(Material provided)
------------------------------------------------------------

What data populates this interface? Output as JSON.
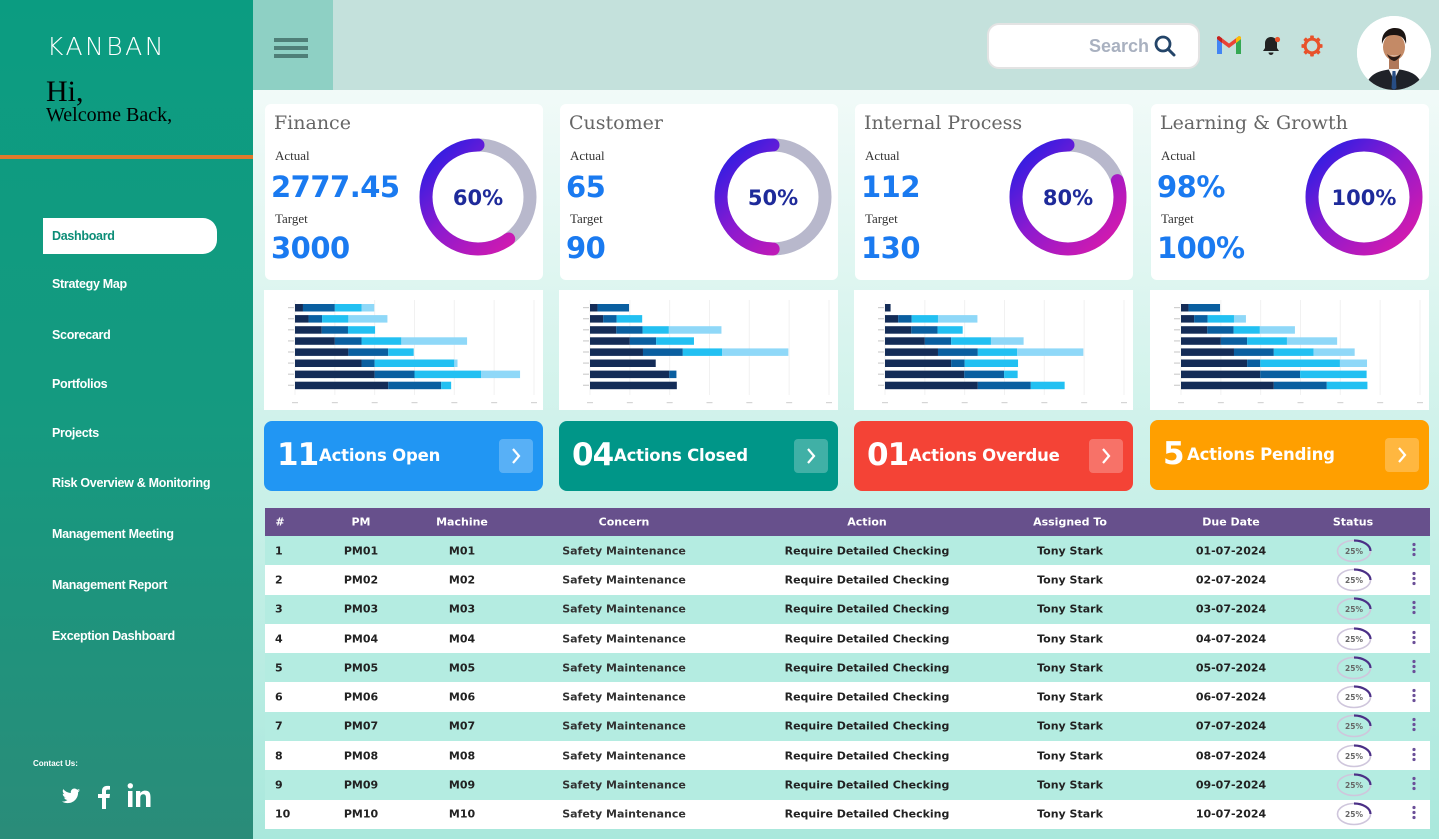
{
  "sidebar": {
    "brand": "KANBAN",
    "greeting": "Hi,",
    "welcome": "Welcome Back,",
    "items": [
      {
        "label": "Dashboard",
        "active": true
      },
      {
        "label": "Strategy Map",
        "active": false
      },
      {
        "label": "Scorecard",
        "active": false
      },
      {
        "label": "Portfolios",
        "active": false
      },
      {
        "label": "Projects",
        "active": false
      },
      {
        "label": "Risk Overview & Monitoring",
        "active": false
      },
      {
        "label": "Management Meeting",
        "active": false
      },
      {
        "label": "Management Report",
        "active": false
      },
      {
        "label": "Exception Dashboard",
        "active": false
      }
    ],
    "contact_label": "Contact Us:",
    "social": [
      "twitter-icon",
      "facebook-icon",
      "linkedin-icon"
    ]
  },
  "header": {
    "search_placeholder": "Search",
    "icons": [
      "gmail-icon",
      "bell-icon",
      "gear-icon"
    ],
    "colors": {
      "bell_badge": "#e8522b",
      "gear": "#e8522b"
    }
  },
  "kpis": [
    {
      "title": "Finance",
      "actual_label": "Actual",
      "actual": "2777.45",
      "target_label": "Target",
      "target": "3000",
      "percent": 60,
      "percent_label": "60%"
    },
    {
      "title": "Customer",
      "actual_label": "Actual",
      "actual": "65",
      "target_label": "Target",
      "target": "90",
      "percent": 50,
      "percent_label": "50%"
    },
    {
      "title": "Internal Process",
      "actual_label": "Actual",
      "actual": "112",
      "target_label": "Target",
      "target": "130",
      "percent": 80,
      "percent_label": "80%"
    },
    {
      "title": "Learning & Growth",
      "actual_label": "Actual",
      "actual": "98%",
      "target_label": "Target",
      "target": "100%",
      "percent": 100,
      "percent_label": "100%"
    }
  ],
  "chart_data": [
    {
      "type": "bar",
      "orientation": "horizontal",
      "stacked": true,
      "title": "",
      "xlabel": "",
      "ylabel": "",
      "xlim": [
        0,
        600
      ],
      "grid": true,
      "series_colors": [
        "#142c57",
        "#0a5fa0",
        "#22c0f2",
        "#8fd8f8"
      ],
      "rows": [
        [
          20,
          80,
          67,
          32
        ],
        [
          34,
          34,
          66,
          98
        ],
        [
          67,
          66,
          68,
          0
        ],
        [
          100,
          67,
          100,
          165
        ],
        [
          134,
          100,
          64,
          0
        ],
        [
          167,
          33,
          200,
          8
        ],
        [
          200,
          100,
          167,
          98
        ],
        [
          234,
          133,
          25,
          0
        ]
      ]
    },
    {
      "type": "bar",
      "orientation": "horizontal",
      "stacked": true,
      "title": "",
      "xlabel": "",
      "ylabel": "",
      "xlim": [
        0,
        600
      ],
      "grid": true,
      "series_colors": [
        "#142c57",
        "#0a5fa0",
        "#22c0f2",
        "#8fd8f8"
      ],
      "rows": [
        [
          19,
          79,
          0,
          0
        ],
        [
          33,
          34,
          64,
          0
        ],
        [
          66,
          66,
          66,
          132
        ],
        [
          100,
          66,
          95,
          0
        ],
        [
          133,
          100,
          99,
          166
        ],
        [
          165,
          0,
          0,
          0
        ],
        [
          199,
          18,
          0,
          0
        ],
        [
          218,
          0,
          0,
          0
        ]
      ]
    },
    {
      "type": "bar",
      "orientation": "horizontal",
      "stacked": true,
      "title": "",
      "xlabel": "",
      "ylabel": "",
      "xlim": [
        0,
        600
      ],
      "grid": true,
      "series_colors": [
        "#142c57",
        "#0a5fa0",
        "#22c0f2",
        "#8fd8f8"
      ],
      "rows": [
        [
          14,
          0,
          0,
          0
        ],
        [
          33,
          34,
          66,
          99
        ],
        [
          66,
          66,
          63,
          0
        ],
        [
          100,
          66,
          100,
          82
        ],
        [
          133,
          100,
          99,
          166
        ],
        [
          166,
          34,
          134,
          0
        ],
        [
          199,
          100,
          34,
          0
        ],
        [
          233,
          133,
          85,
          0
        ]
      ]
    },
    {
      "type": "bar",
      "orientation": "horizontal",
      "stacked": true,
      "title": "",
      "xlabel": "",
      "ylabel": "",
      "xlim": [
        0,
        600
      ],
      "grid": true,
      "series_colors": [
        "#142c57",
        "#0a5fa0",
        "#22c0f2",
        "#8fd8f8"
      ],
      "rows": [
        [
          19,
          79,
          0,
          0
        ],
        [
          33,
          34,
          66,
          30
        ],
        [
          66,
          66,
          66,
          88
        ],
        [
          100,
          66,
          100,
          126
        ],
        [
          133,
          100,
          100,
          103
        ],
        [
          166,
          33,
          200,
          68
        ],
        [
          199,
          100,
          167,
          0
        ],
        [
          233,
          133,
          102,
          0
        ]
      ]
    }
  ],
  "actions": [
    {
      "count": "11",
      "label": "Actions Open",
      "color": "#2196f3"
    },
    {
      "count": "04",
      "label": "Actions Closed",
      "color": "#009688"
    },
    {
      "count": "01",
      "label": "Actions Overdue",
      "color": "#f44336"
    },
    {
      "count": "5",
      "label": "Actions Pending",
      "color": "#ff9f00"
    }
  ],
  "table": {
    "headers": [
      "#",
      "PM",
      "Machine",
      "Concern",
      "Action",
      "Assigned To",
      "Due Date",
      "Status"
    ],
    "rows": [
      {
        "n": "1",
        "pm": "PM01",
        "machine": "M01",
        "concern": "Safety Maintenance",
        "action": "Require Detailed Checking",
        "assigned": "Tony Stark",
        "due": "01-07-2024",
        "status": "25%",
        "progress": 25
      },
      {
        "n": "2",
        "pm": "PM02",
        "machine": "M02",
        "concern": "Safety Maintenance",
        "action": "Require Detailed Checking",
        "assigned": "Tony Stark",
        "due": "02-07-2024",
        "status": "25%",
        "progress": 25
      },
      {
        "n": "3",
        "pm": "PM03",
        "machine": "M03",
        "concern": "Safety Maintenance",
        "action": "Require Detailed Checking",
        "assigned": "Tony Stark",
        "due": "03-07-2024",
        "status": "25%",
        "progress": 25
      },
      {
        "n": "4",
        "pm": "PM04",
        "machine": "M04",
        "concern": "Safety Maintenance",
        "action": "Require Detailed Checking",
        "assigned": "Tony Stark",
        "due": "04-07-2024",
        "status": "25%",
        "progress": 25
      },
      {
        "n": "5",
        "pm": "PM05",
        "machine": "M05",
        "concern": "Safety Maintenance",
        "action": "Require Detailed Checking",
        "assigned": "Tony Stark",
        "due": "05-07-2024",
        "status": "25%",
        "progress": 25
      },
      {
        "n": "6",
        "pm": "PM06",
        "machine": "M06",
        "concern": "Safety Maintenance",
        "action": "Require Detailed Checking",
        "assigned": "Tony Stark",
        "due": "06-07-2024",
        "status": "25%",
        "progress": 25
      },
      {
        "n": "7",
        "pm": "PM07",
        "machine": "M07",
        "concern": "Safety Maintenance",
        "action": "Require Detailed Checking",
        "assigned": "Tony Stark",
        "due": "07-07-2024",
        "status": "25%",
        "progress": 25
      },
      {
        "n": "8",
        "pm": "PM08",
        "machine": "M08",
        "concern": "Safety Maintenance",
        "action": "Require Detailed Checking",
        "assigned": "Tony Stark",
        "due": "08-07-2024",
        "status": "25%",
        "progress": 25
      },
      {
        "n": "9",
        "pm": "PM09",
        "machine": "M09",
        "concern": "Safety Maintenance",
        "action": "Require Detailed Checking",
        "assigned": "Tony Stark",
        "due": "09-07-2024",
        "status": "25%",
        "progress": 25
      },
      {
        "n": "10",
        "pm": "PM10",
        "machine": "M10",
        "concern": "Safety Maintenance",
        "action": "Require Detailed Checking",
        "assigned": "Tony Stark",
        "due": "10-07-2024",
        "status": "25%",
        "progress": 25
      }
    ]
  }
}
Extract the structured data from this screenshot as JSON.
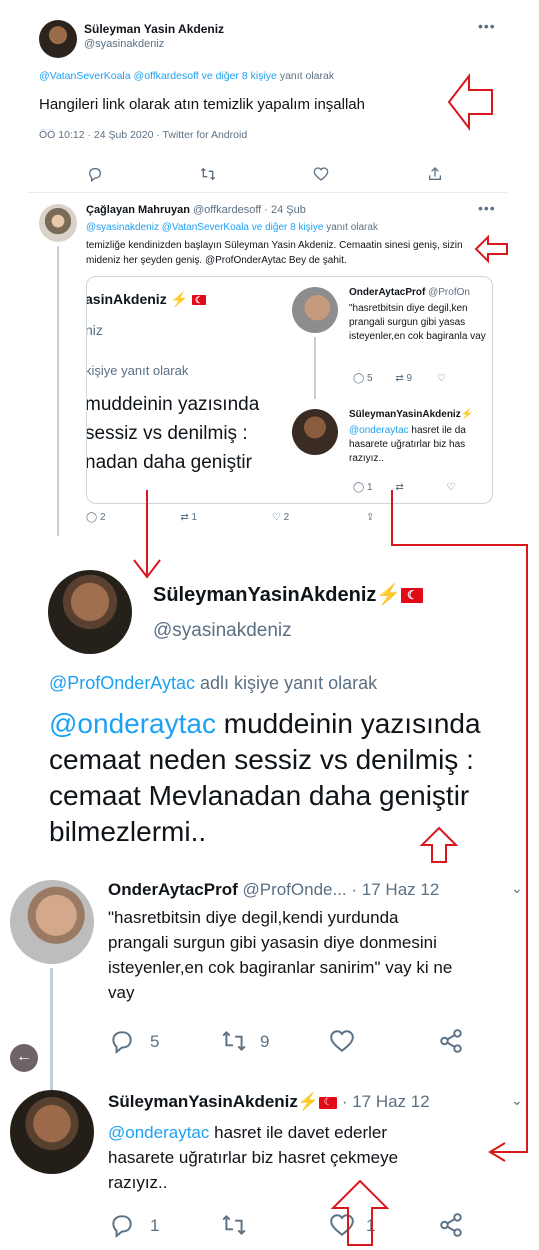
{
  "tweet1": {
    "name": "Süleyman Yasin Akdeniz",
    "handle": "@syasinakdeniz",
    "reply_mention_a": "@VatanSeverKoala",
    "reply_mention_b": "@offkardesoff",
    "reply_others": "ve diğer 8 kişiye",
    "reply_suffix": "yanıt olarak",
    "text": "Hangileri link olarak atın temizlik yapalım inşallah",
    "meta": "ÖÖ 10:12 · 24 Şub 2020 · Twitter for Android"
  },
  "tweet2": {
    "name": "Çağlayan Mahruyan",
    "handle": "@offkardesoff · 24 Şub",
    "reply_mentions": "@syasinakdeniz @VatanSeverKoala",
    "reply_others": "ve diğer 8 kişiye",
    "reply_suffix": "yanıt olarak",
    "text": "temizliğe kendinizden başlayın Süleyman Yasin Akdeniz. Cemaatin sinesi geniş, sizin mideniz her şeyden geniş. @ProfOnderAytac Bey de şahit.",
    "reply_count": "2",
    "retweet_count": "1",
    "like_count": "2"
  },
  "embed_small": {
    "left_name": "asinAkdeniz",
    "left_handle": "niz",
    "left_reply": "kişiye yanıt olarak",
    "left_text_1": "muddeinin yazısında",
    "left_text_2": "sessiz vs denilmiş :",
    "left_text_3": "nadan daha geniştir",
    "r1_name": "OnderAytacProf",
    "r1_handle": "@ProfOn",
    "r1_text": "\"hasretbitsin diye degil,ken prangali surgun gibi yasas isteyenler,en cok bagiranla vay",
    "r1_replies": "5",
    "r1_rts": "9",
    "r2_name": "SüleymanYasinAkdeniz",
    "r2_mention": "@onderaytac",
    "r2_text": "hasret ile da hasarete uğratırlar biz has razıyız..",
    "r2_replies": "1"
  },
  "zoom_main": {
    "name": "SüleymanYasinAkdeniz",
    "handle": "@syasinakdeniz",
    "reply_mention": "@ProfOnderAytac",
    "reply_suffix": "adlı kişiye yanıt olarak",
    "mention": "@onderaytac",
    "text_1": "muddeinin yazısında",
    "text_2": "cemaat neden sessiz vs denilmiş :",
    "text_3": "cemaat Mevlanadan daha geniştir",
    "text_4": "bilmezlermi.."
  },
  "zoom_reply1": {
    "name": "OnderAytacProf",
    "handle": "@ProfOnde...",
    "date": "· 17 Haz 12",
    "text_1": "\"hasretbitsin diye degil,kendi yurdunda",
    "text_2": "prangali surgun gibi yasasin diye donmesini",
    "text_3": "isteyenler,en cok bagiranlar sanirim\" vay ki ne",
    "text_4": "vay",
    "replies": "5",
    "retweets": "9"
  },
  "zoom_reply2": {
    "name": "SüleymanYasinAkdeniz",
    "date": "· 17 Haz 12",
    "mention": "@onderaytac",
    "text_1": "hasret ile davet ederler",
    "text_2": "hasarete uğratırlar biz hasret çekmeye",
    "text_3": "razıyız..",
    "replies": "1",
    "likes": "1"
  },
  "colors": {
    "link": "#1da1f2",
    "muted": "#5b7083",
    "annotation": "#d9181e"
  }
}
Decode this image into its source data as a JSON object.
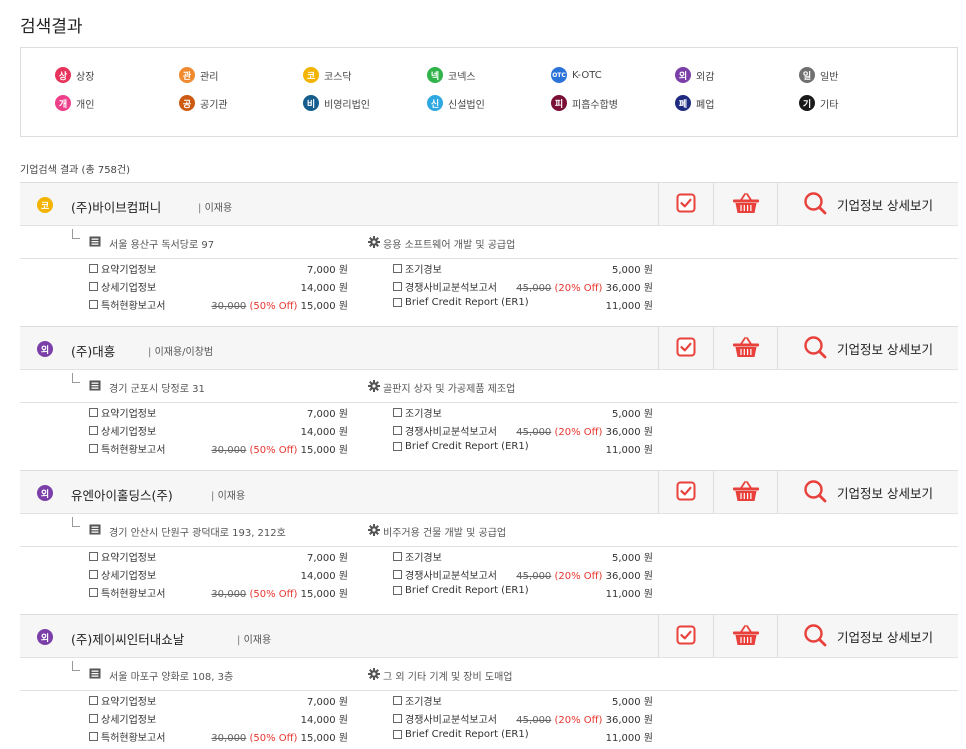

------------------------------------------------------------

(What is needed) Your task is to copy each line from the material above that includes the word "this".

(Result of the task)
What data populates this interface? Output as JSON.
Extract the structured data from this screenshot as JSON.
Decode this image into its source data as a JSON object.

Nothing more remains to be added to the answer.